James Holmes found guilty of murder in Colorado theater massacre

Stephanie Cannon

After nearly three years to the day, a guilty verdict has been reached in the trial of Colorado theater shooter James Holmes.

Holmes was found guilty of murder in either murder of the first degree, murder in the first degree due to extreme indifference, attempt to commit murder in the first degree extreme indifference or attempt to commit murder in the first degree on each separate charge currently announced by the court. 

This verdict means that Holmes could possibly face the death penalty.

Holmes pleaded not guilty by reason of insanity for his actions in the July 20, 2012 shooting of an Aurora, Colorado movie theater that impacted the lives of 82 people, 12 of whom did not survive, as well as countless friends and family members.

Holmes’ defense never denied Holmes’ involvement in the massacre but instead insisted that Holmes could not distinguish right from wrong during, as well as in the months prior to, the shooting. 

The trial had been delayed for years because of several suicide attempts made by Holmes during the pretrial hearings, discussion over the details of how the trail would proceede and requests from both Holmes attorneys and the prosecution. Some specific delays were caused by a request to transfer the trial to a different venue due to the court’s thirty-minute proximity to the location of the shooting, multiple psychological evaluations, if the notebook Holmes mailed to his psychiatrist hours before the shooting would be admissible, whether or not Holmes’ defense would be allowed to plea diminished capacity or insanity and more.

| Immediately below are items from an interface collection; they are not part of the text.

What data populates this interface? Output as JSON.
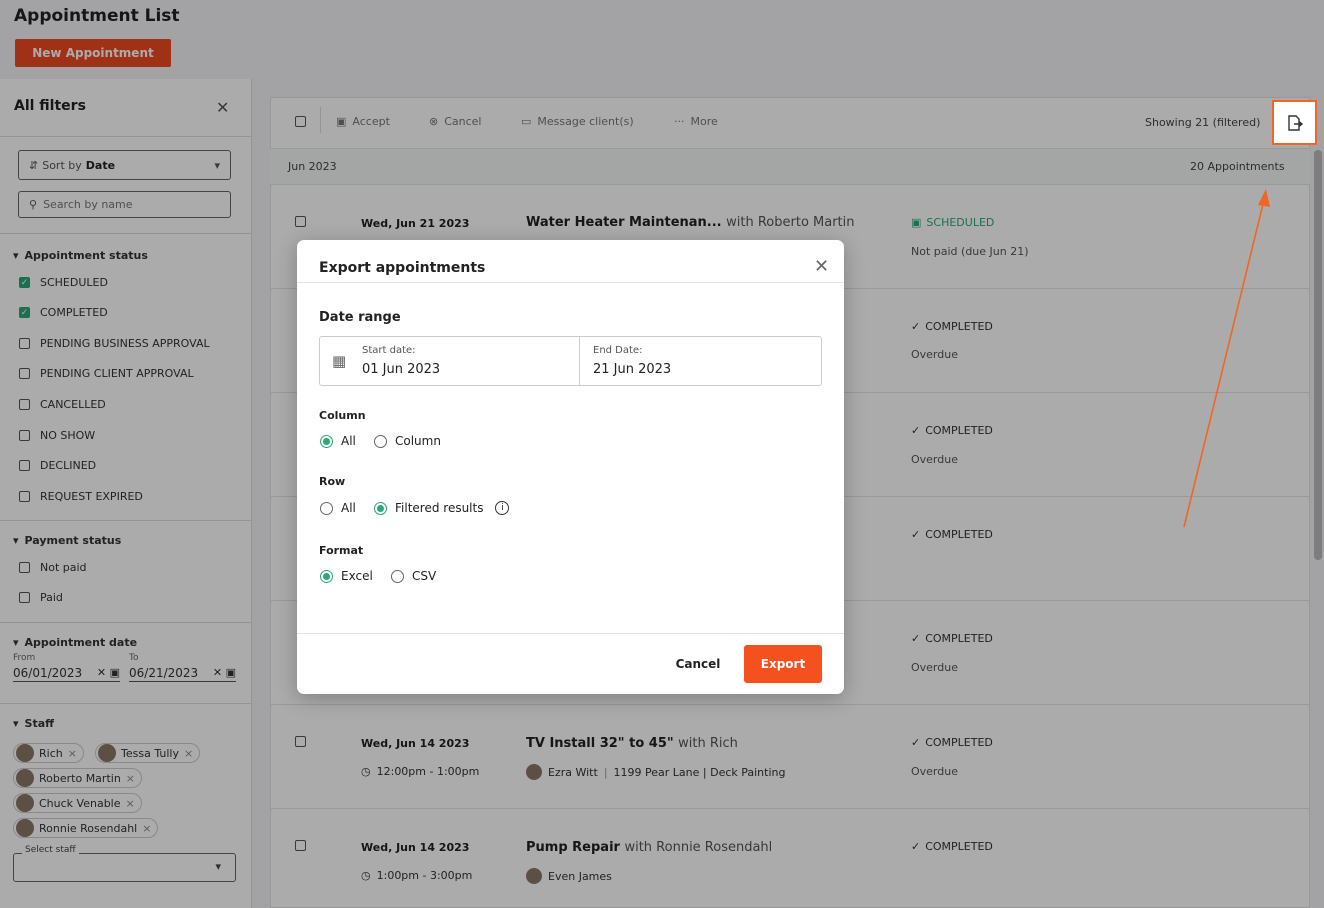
{
  "header": {
    "title": "Appointment List",
    "new_button": "New Appointment"
  },
  "sidebar": {
    "title": "All filters",
    "sort": {
      "prefix": "Sort by",
      "value": "Date"
    },
    "search_placeholder": "Search by name",
    "appointment_status": {
      "title": "Appointment status",
      "items": [
        {
          "label": "SCHEDULED",
          "checked": true
        },
        {
          "label": "COMPLETED",
          "checked": true
        },
        {
          "label": "PENDING BUSINESS APPROVAL",
          "checked": false
        },
        {
          "label": "PENDING CLIENT APPROVAL",
          "checked": false
        },
        {
          "label": "CANCELLED",
          "checked": false
        },
        {
          "label": "NO SHOW",
          "checked": false
        },
        {
          "label": "DECLINED",
          "checked": false
        },
        {
          "label": "REQUEST EXPIRED",
          "checked": false
        }
      ]
    },
    "payment_status": {
      "title": "Payment status",
      "items": [
        {
          "label": "Not paid",
          "checked": false
        },
        {
          "label": "Paid",
          "checked": false
        }
      ]
    },
    "appointment_date": {
      "title": "Appointment date",
      "from_label": "From",
      "from": "06/01/2023",
      "to_label": "To",
      "to": "06/21/2023"
    },
    "staff": {
      "title": "Staff",
      "chips": [
        "Rich",
        "Tessa Tully",
        "Roberto Martin",
        "Chuck Venable",
        "Ronnie Rosendahl"
      ],
      "select_label": "Select staff"
    }
  },
  "toolbar": {
    "accept": "Accept",
    "cancel": "Cancel",
    "message": "Message client(s)",
    "more": "More",
    "showing": "Showing 21 (filtered)"
  },
  "month": {
    "label": "Jun 2023",
    "count": "20 Appointments"
  },
  "rows": [
    {
      "date": "Wed, Jun 21 2023",
      "time": "",
      "title": "Water Heater Maintenan...",
      "with": "with Roberto Martin",
      "client": "",
      "address": "",
      "status": "SCHEDULED",
      "sub": "Not paid (due Jun 21)"
    },
    {
      "date": "",
      "time": "",
      "title": "",
      "with": "",
      "client": "",
      "address": "",
      "status": "COMPLETED",
      "sub": "Overdue"
    },
    {
      "date": "",
      "time": "",
      "title": "",
      "with": "",
      "client": "",
      "address": "",
      "status": "COMPLETED",
      "sub": "Overdue"
    },
    {
      "date": "",
      "time": "",
      "title": "",
      "with": "",
      "client": "",
      "address": "",
      "status": "COMPLETED",
      "sub": ""
    },
    {
      "date": "",
      "time": "",
      "title": "",
      "with": "",
      "client": "",
      "address": "",
      "status": "COMPLETED",
      "sub": "Overdue"
    },
    {
      "date": "Wed, Jun 14 2023",
      "time": "12:00pm - 1:00pm",
      "title": "TV Install 32\" to 45\"",
      "with": "with Rich",
      "client": "Ezra Witt",
      "address": "1199 Pear Lane | Deck Painting",
      "status": "COMPLETED",
      "sub": "Overdue"
    },
    {
      "date": "Wed, Jun 14 2023",
      "time": "1:00pm - 3:00pm",
      "title": "Pump Repair",
      "with": "with Ronnie Rosendahl",
      "client": "Even James",
      "address": "",
      "status": "COMPLETED",
      "sub": ""
    }
  ],
  "modal": {
    "title": "Export appointments",
    "date_range_label": "Date range",
    "start_label": "Start date:",
    "start_value": "01 Jun 2023",
    "end_label": "End Date:",
    "end_value": "21 Jun 2023",
    "column_label": "Column",
    "column_options": [
      "All",
      "Column"
    ],
    "column_selected": "All",
    "row_label": "Row",
    "row_options": [
      "All",
      "Filtered results"
    ],
    "row_selected": "Filtered results",
    "format_label": "Format",
    "format_options": [
      "Excel",
      "CSV"
    ],
    "format_selected": "Excel",
    "cancel": "Cancel",
    "export": "Export"
  },
  "colors": {
    "accent": "#f4511e",
    "green": "#2aa876",
    "highlight": "#f26522"
  },
  "icons": [
    "close-icon",
    "sort-icon",
    "chevron-down-icon",
    "search-icon",
    "calendar-icon",
    "clock-icon",
    "check-circle-icon",
    "export-file-icon",
    "info-icon",
    "message-icon"
  ]
}
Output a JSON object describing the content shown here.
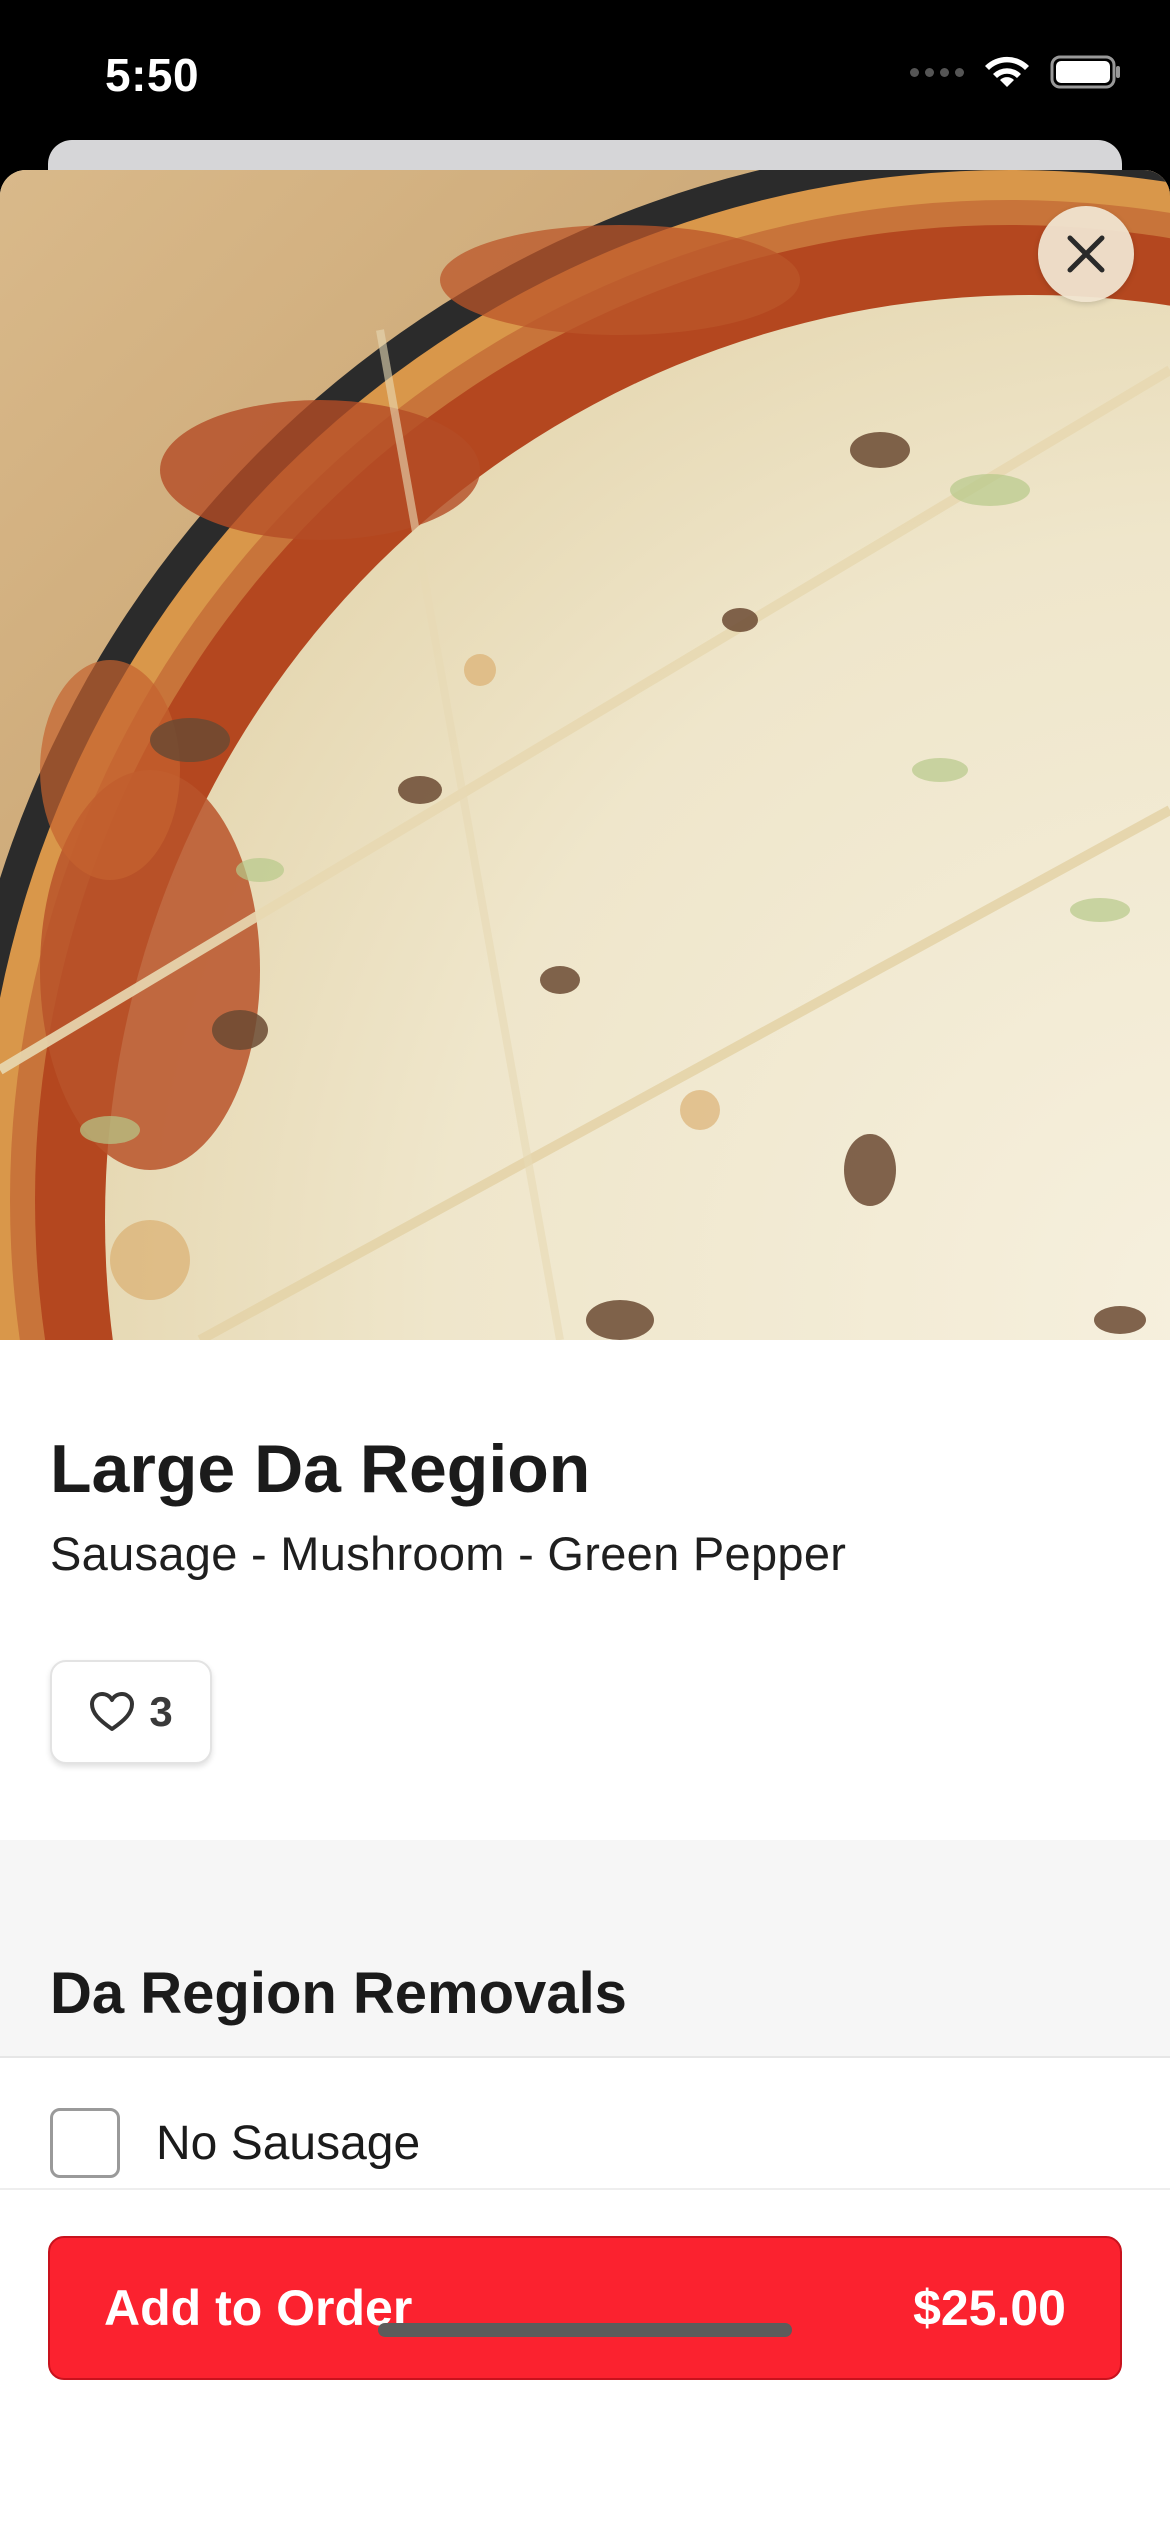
{
  "status_bar": {
    "time": "5:50"
  },
  "close": {
    "icon": "close-icon"
  },
  "item": {
    "title": "Large Da Region",
    "description": "Sausage - Mushroom - Green Pepper",
    "like_icon": "heart-icon",
    "like_count": "3"
  },
  "section": {
    "title": "Da Region Removals",
    "options": [
      {
        "label": "No Sausage",
        "checked": false
      }
    ]
  },
  "cta": {
    "label": "Add to Order",
    "price": "$25.00"
  },
  "colors": {
    "accent": "#fb222f",
    "section_bg": "#f6f6f6"
  }
}
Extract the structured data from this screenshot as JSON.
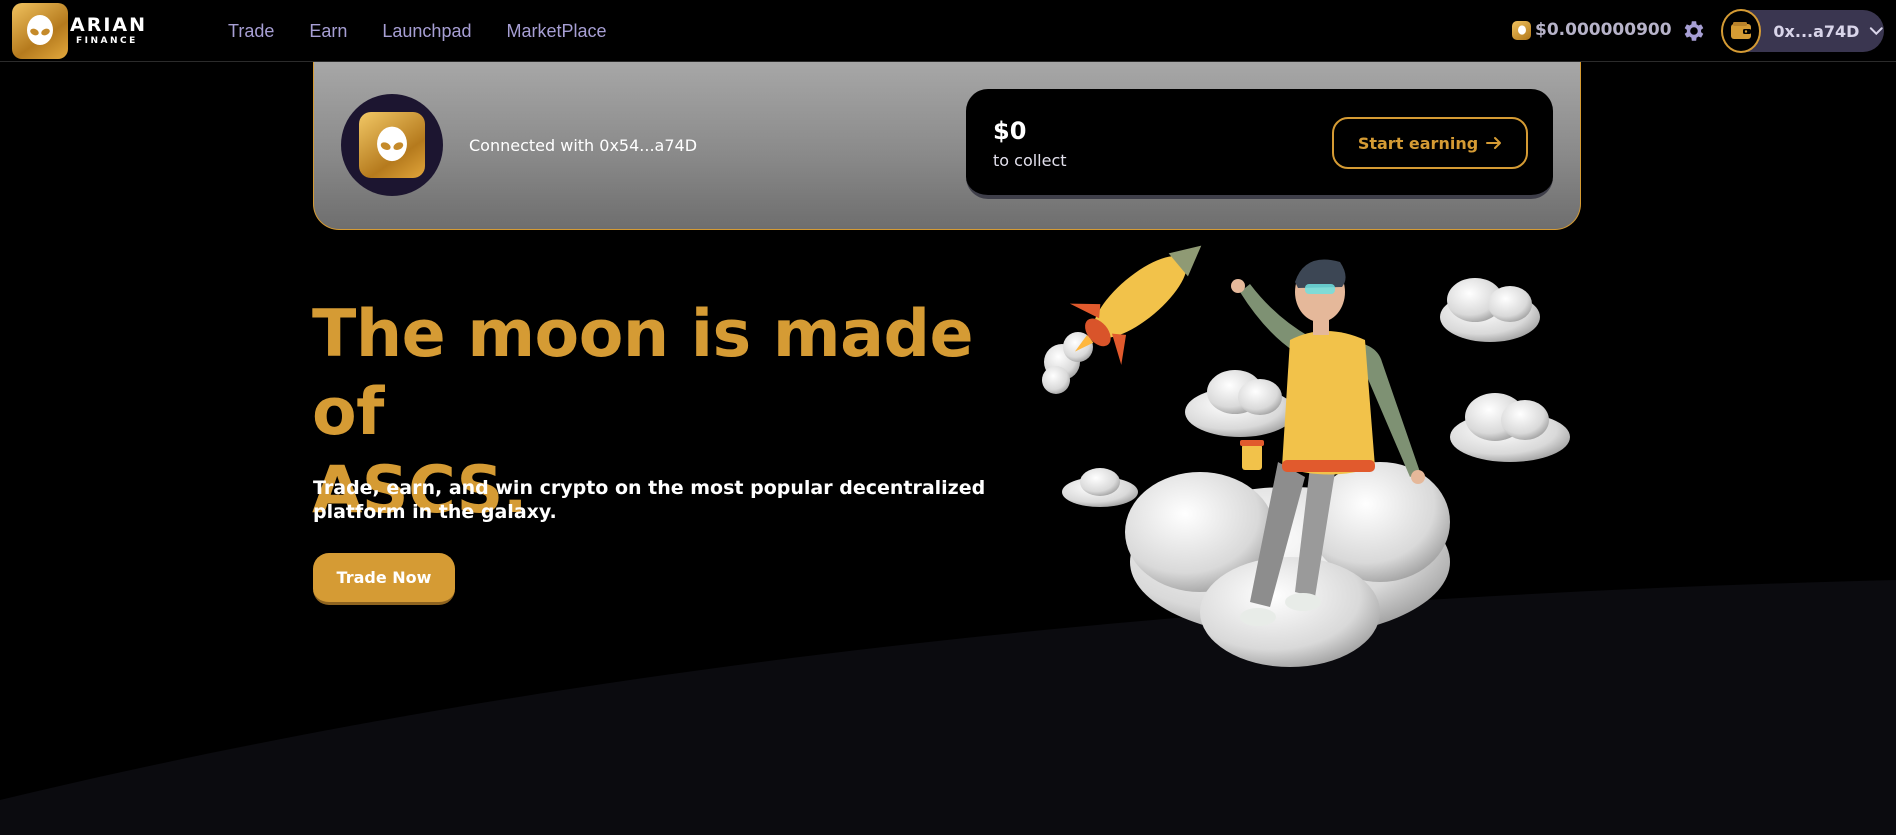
{
  "nav": {
    "logo_name": "ARIAN",
    "logo_sub": "FINANCE",
    "links": [
      "Trade",
      "Earn",
      "Launchpad",
      "MarketPlace"
    ],
    "price": "$0.000000900",
    "wallet_address": "0x...a74D",
    "accent": "#D59B34"
  },
  "banner": {
    "connected_text": "Connected with 0x54...a74D",
    "collect_amount": "$0",
    "collect_label": "to collect",
    "start_button": "Start earning"
  },
  "hero": {
    "title_line1": "The moon is made of",
    "title_line2": "ASCS.",
    "subtitle_line1": "Trade, earn, and win crypto on the most popular decentralized",
    "subtitle_line2": "platform in the galaxy.",
    "button": "Trade Now"
  },
  "icons": [
    "alien-logo-icon",
    "coin-icon",
    "gear-icon",
    "wallet-icon",
    "chevron-down-icon",
    "arrow-right-icon"
  ]
}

After sorting through 9,000 candidates for jury selection, the largest jury summons in U.S. history, and having to dismiss several jurors due to violating an order prohibiting jurors from talking to the press, Holmes’ trial officially started on April 27, 2015. Closing statements for the trial were made July 14 and jury deliberations started the following day.